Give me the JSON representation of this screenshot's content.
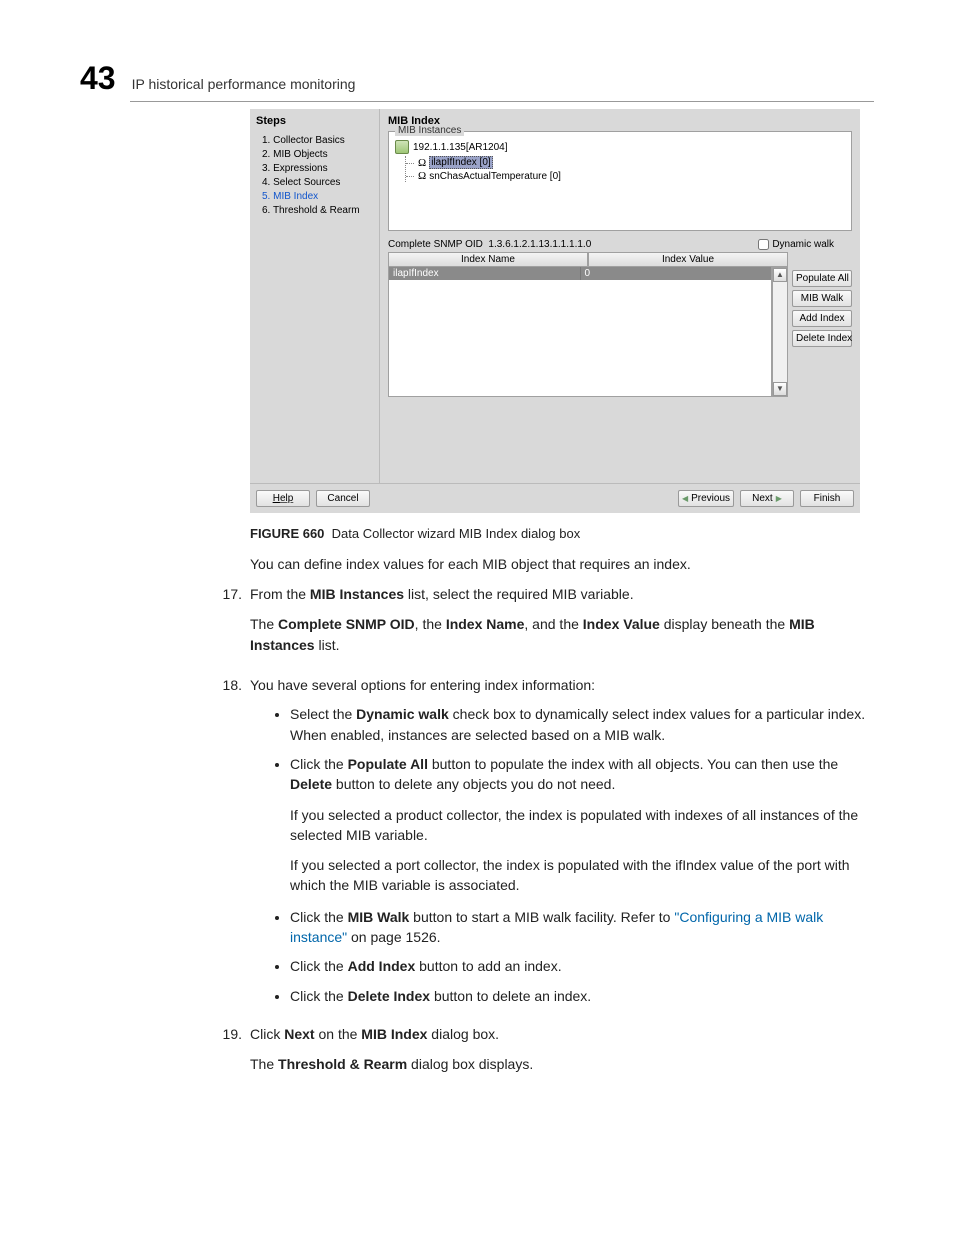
{
  "header": {
    "chapter_number": "43",
    "chapter_title": "IP historical performance monitoring"
  },
  "dialog": {
    "steps_title": "Steps",
    "steps": [
      "1. Collector Basics",
      "2. MIB Objects",
      "3. Expressions",
      "4. Select Sources",
      "5. MIB Index",
      "6. Threshold & Rearm"
    ],
    "active_step_index": 4,
    "main_title": "MIB Index",
    "instances_legend": "MIB Instances",
    "tree_root": "192.1.1.135[AR1204]",
    "tree_items": [
      {
        "label": "ilapIfIndex [0]",
        "selected": true
      },
      {
        "label": "snChasActualTemperature [0]",
        "selected": false
      }
    ],
    "oid_label": "Complete SNMP OID",
    "oid_value": "1.3.6.1.2.1.13.1.1.1.1.0",
    "dynamic_walk_label": "Dynamic walk",
    "col_index_name": "Index Name",
    "col_index_value": "Index Value",
    "row_name": "ilapIfIndex",
    "row_value": "0",
    "buttons": {
      "populate_all": "Populate All",
      "mib_walk": "MIB Walk",
      "add_index": "Add Index",
      "delete_index": "Delete Index",
      "help": "Help",
      "cancel": "Cancel",
      "previous": "Previous",
      "next": "Next",
      "finish": "Finish"
    }
  },
  "caption": {
    "label": "FIGURE 660",
    "text": "Data Collector wizard MIB Index dialog box"
  },
  "body": {
    "p_intro": "You can define index values for each MIB object that requires an index.",
    "s17_num": "17.",
    "s17a": "From the ",
    "s17b": "MIB Instances",
    "s17c": " list, select the required MIB variable.",
    "s17_p2a": "The ",
    "s17_p2b": "Complete SNMP OID",
    "s17_p2c": ", the ",
    "s17_p2d": "Index Name",
    "s17_p2e": ", and the ",
    "s17_p2f": "Index Value",
    "s17_p2g": " display beneath the ",
    "s17_p2h": "MIB Instances",
    "s17_p2i": " list.",
    "s18_num": "18.",
    "s18": "You have several options for entering index information:",
    "b1a": "Select the ",
    "b1b": "Dynamic walk",
    "b1c": " check box to dynamically select index values for a particular index. When enabled, instances are selected based on a MIB walk.",
    "b2a": "Click the ",
    "b2b": "Populate All",
    "b2c": " button to populate the index with all objects. You can then use the ",
    "b2d": "Delete",
    "b2e": " button to delete any objects you do not need.",
    "b2p2": "If you selected a product collector, the index is populated with indexes of all instances of the selected MIB variable.",
    "b2p3": "If you selected a port collector, the index is populated with the ifIndex value of the port with which the MIB variable is associated.",
    "b3a": "Click the ",
    "b3b": "MIB Walk",
    "b3c": " button to start a MIB walk facility. Refer to ",
    "b3link": "\"Configuring a MIB walk instance\"",
    "b3d": " on page 1526.",
    "b4a": "Click the ",
    "b4b": "Add Index",
    "b4c": " button to add an index.",
    "b5a": "Click the ",
    "b5b": "Delete Index",
    "b5c": " button to delete an index.",
    "s19_num": "19.",
    "s19a": "Click ",
    "s19b": "Next",
    "s19c": " on the ",
    "s19d": "MIB Index",
    "s19e": " dialog box.",
    "s19p2a": "The ",
    "s19p2b": "Threshold & Rearm",
    "s19p2c": " dialog box displays."
  }
}
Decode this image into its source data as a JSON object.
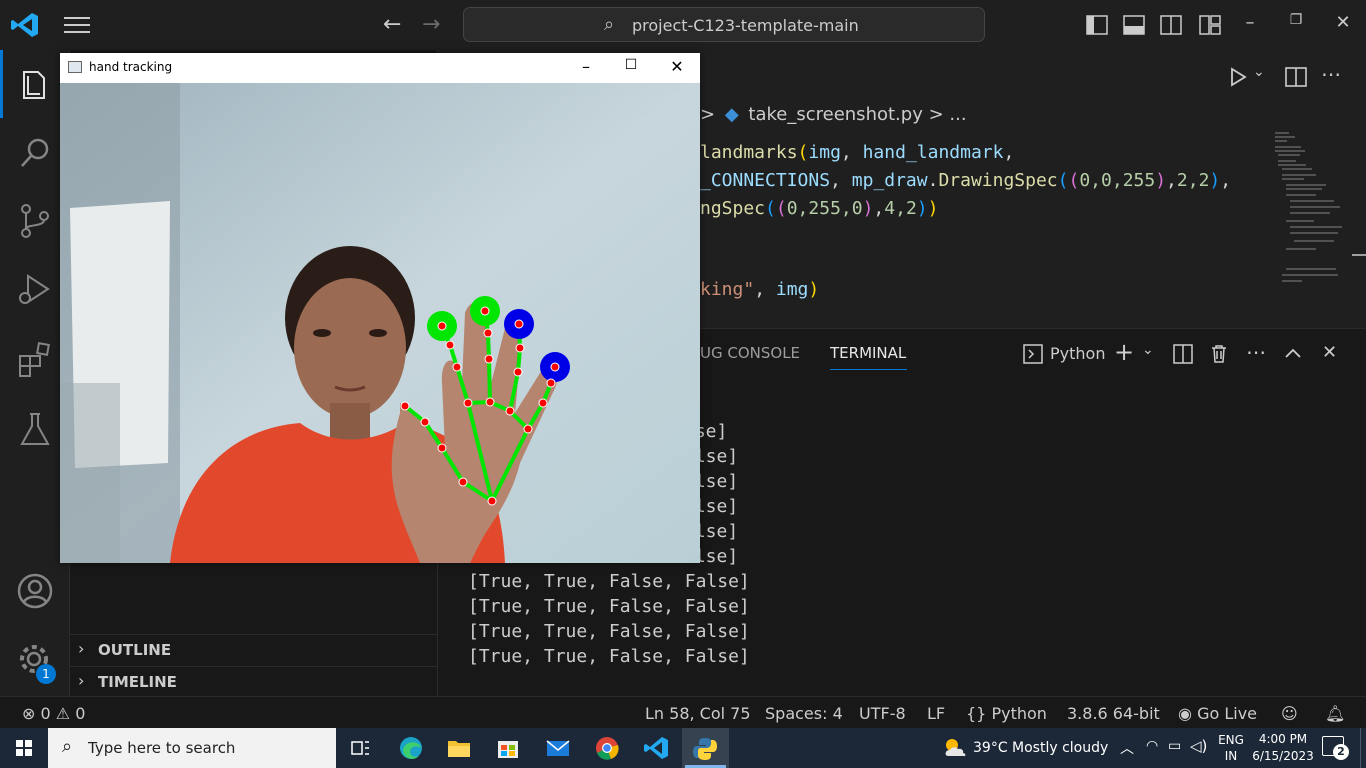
{
  "titlebar": {
    "search_text": "project-C123-template-main"
  },
  "activity": {
    "settings_badge": "1"
  },
  "sidebar": {
    "sections": [
      {
        "label": "OUTLINE"
      },
      {
        "label": "TIMELINE"
      }
    ]
  },
  "editor": {
    "breadcrumb_file": "take_screenshot.py",
    "breadcrumb_sep": ">",
    "breadcrumb_more": "...",
    "lines": [
      {
        "a": "landmarks",
        "b": "img",
        "c": "hand_landmark"
      },
      {
        "a": "_CONNECTIONS",
        "b": "mp_draw",
        "c": "DrawingSpec",
        "d": "0,0,255",
        "e": "2,2"
      },
      {
        "a": "ngSpec",
        "d": "0,255,0",
        "e": "4,2"
      },
      {
        "a": "king\"",
        "b": "img"
      }
    ]
  },
  "panel": {
    "tab_debug": "UG CONSOLE",
    "tab_terminal": "TERMINAL",
    "terminal_profile": "Python",
    "output": [
      "lse]",
      "alse]",
      "alse]",
      "alse]",
      "alse]",
      "alse]",
      "[True, True, False, False]",
      "[True, True, False, False]",
      "[True, True, False, False]",
      "[True, True, False, False]"
    ]
  },
  "statusbar": {
    "errors": "0",
    "warnings": "0",
    "position": "Ln 58, Col 75",
    "spaces": "Spaces: 4",
    "encoding": "UTF-8",
    "eol": "LF",
    "language": "Python",
    "interpreter": "3.8.6 64-bit",
    "golive": "Go Live"
  },
  "hand_window": {
    "title": "hand tracking"
  },
  "taskbar": {
    "search_placeholder": "Type here to search",
    "weather": "39°C  Mostly cloudy",
    "lang_1": "ENG",
    "lang_2": "IN",
    "time": "4:00 PM",
    "date": "6/15/2023",
    "notifications": "2"
  },
  "colors": {
    "accent": "#0078d4",
    "landmark_point": "#ff0000",
    "connection_line": "#00ff00",
    "fingertip_up": "#00ff00",
    "fingertip_down": "#0000ff"
  }
}
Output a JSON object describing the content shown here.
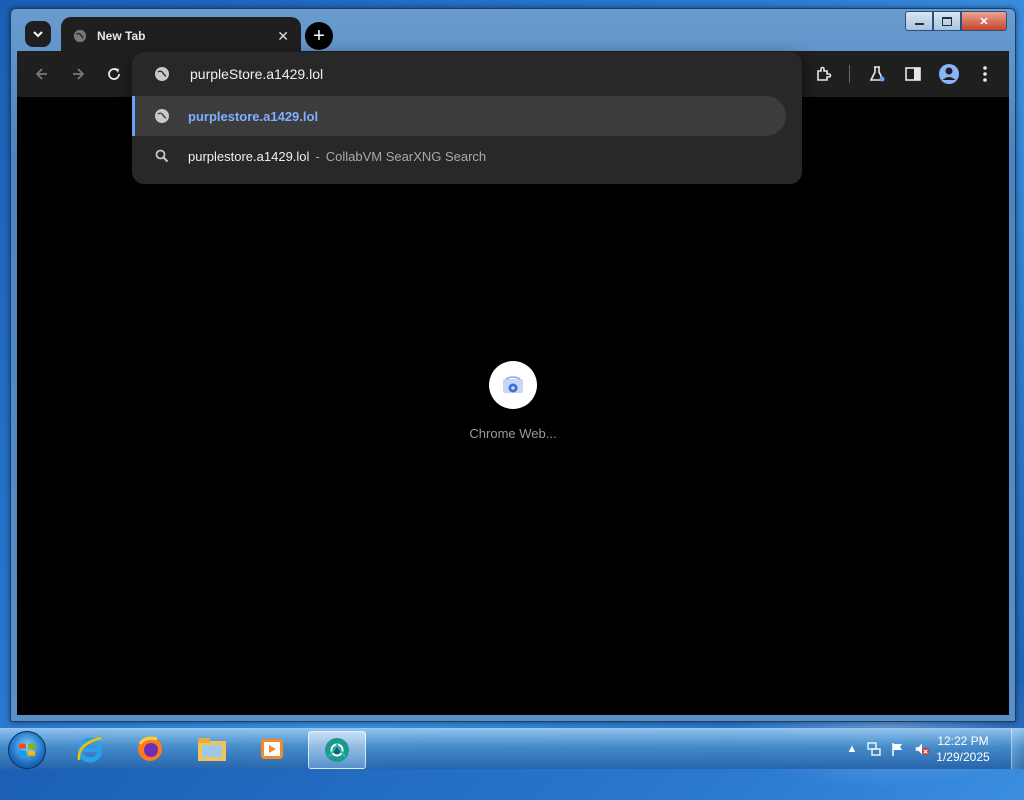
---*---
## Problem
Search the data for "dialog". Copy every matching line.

## Result below
  "dialog": {
    "text": "Data Collector wizard MIB Index dialog box"
    "s19e": " dialog box.",
    "s19p2c": " dialog box displays."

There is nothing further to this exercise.